PROBLEM DESCRIPTION: Could every line of the listing be output exactly, with the pictures skipped?

[Start of Attachment]

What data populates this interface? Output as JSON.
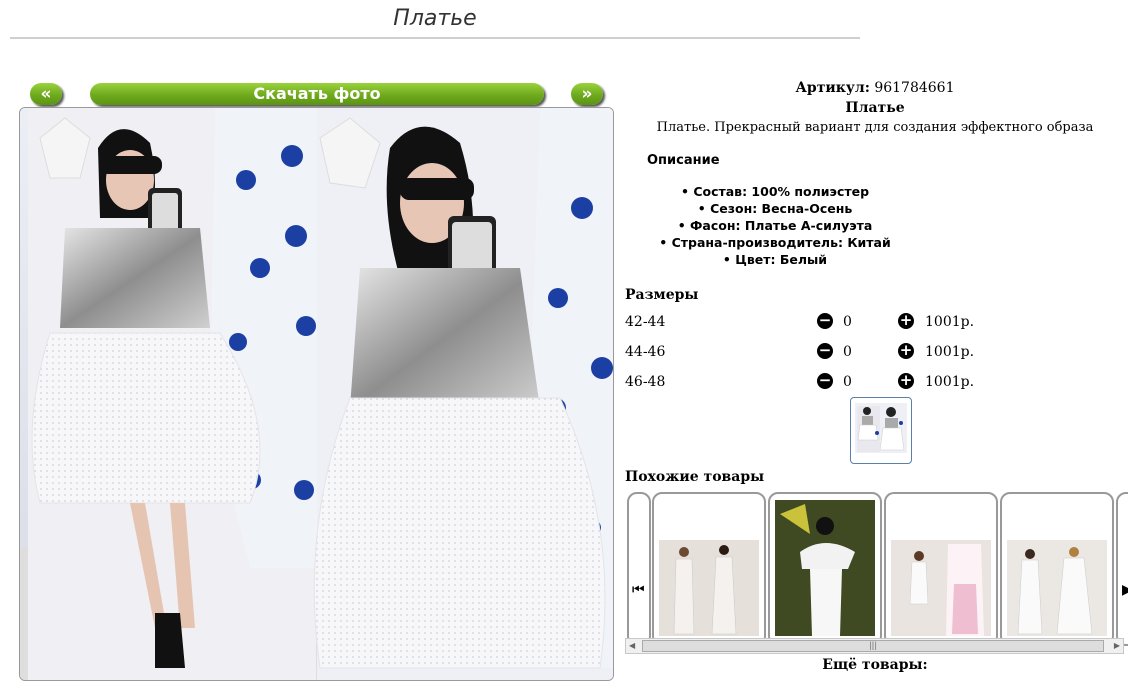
{
  "page": {
    "title": "Платье"
  },
  "gallery": {
    "prev": "«",
    "download": "Скачать фото",
    "next": "»"
  },
  "product": {
    "article_label": "Артикул:",
    "article": "961784661",
    "name": "Платье",
    "short_description": "Платье. Прекрасный вариант для создания эффектного образа",
    "description_heading": "Описание",
    "properties": [
      "Состав: 100% полиэстер",
      "Сезон: Весна-Осень",
      "Фасон: Платье А-силуэта",
      "Страна-производитель: Китай",
      "Цвет: Белый"
    ]
  },
  "sizes": {
    "heading": "Размеры",
    "rows": [
      {
        "size": "42-44",
        "qty": "0",
        "price": "1001р."
      },
      {
        "size": "44-46",
        "qty": "0",
        "price": "1001р."
      },
      {
        "size": "46-48",
        "qty": "0",
        "price": "1001р."
      }
    ],
    "minus_icon": "minus-circle-icon",
    "plus_icon": "plus-circle-icon"
  },
  "similar": {
    "heading": "Похожие товары",
    "more": "Ещё товары:"
  },
  "colors": {
    "button_green": "#6fa91e",
    "thumb_border": "#5a7fa8"
  }
}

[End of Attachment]

TASK RESPONSE:
What data populates this interface? Output as JSON.
{
  "page": {
    "title": "Платье"
  },
  "gallery": {
    "prev": "«",
    "download": "Скачать фото",
    "next": "»"
  },
  "product": {
    "article_label": "Артикул:",
    "article": "961784661",
    "name": "Платье",
    "short_description": "Платье. Прекрасный вариант для создания эффектного образа",
    "description_heading": "Описание",
    "properties": [
      "Состав: 100% полиэстер",
      "Сезон: Весна-Осень",
      "Фасон: Платье А-силуэта",
      "Страна-производитель: Китай",
      "Цвет: Белый"
    ]
  },
  "sizes": {
    "heading": "Размеры",
    "rows": [
      {
        "size": "42-44",
        "qty": "0",
        "price": "1001р."
      },
      {
        "size": "44-46",
        "qty": "0",
        "price": "1001р."
      },
      {
        "size": "46-48",
        "qty": "0",
        "price": "1001р."
      }
    ],
    "minus_icon": "minus-circle-icon",
    "plus_icon": "plus-circle-icon"
  },
  "similar": {
    "heading": "Похожие товары",
    "more": "Ещё товары:"
  },
  "colors": {
    "button_green": "#6fa91e",
    "thumb_border": "#5a7fa8"
  }
}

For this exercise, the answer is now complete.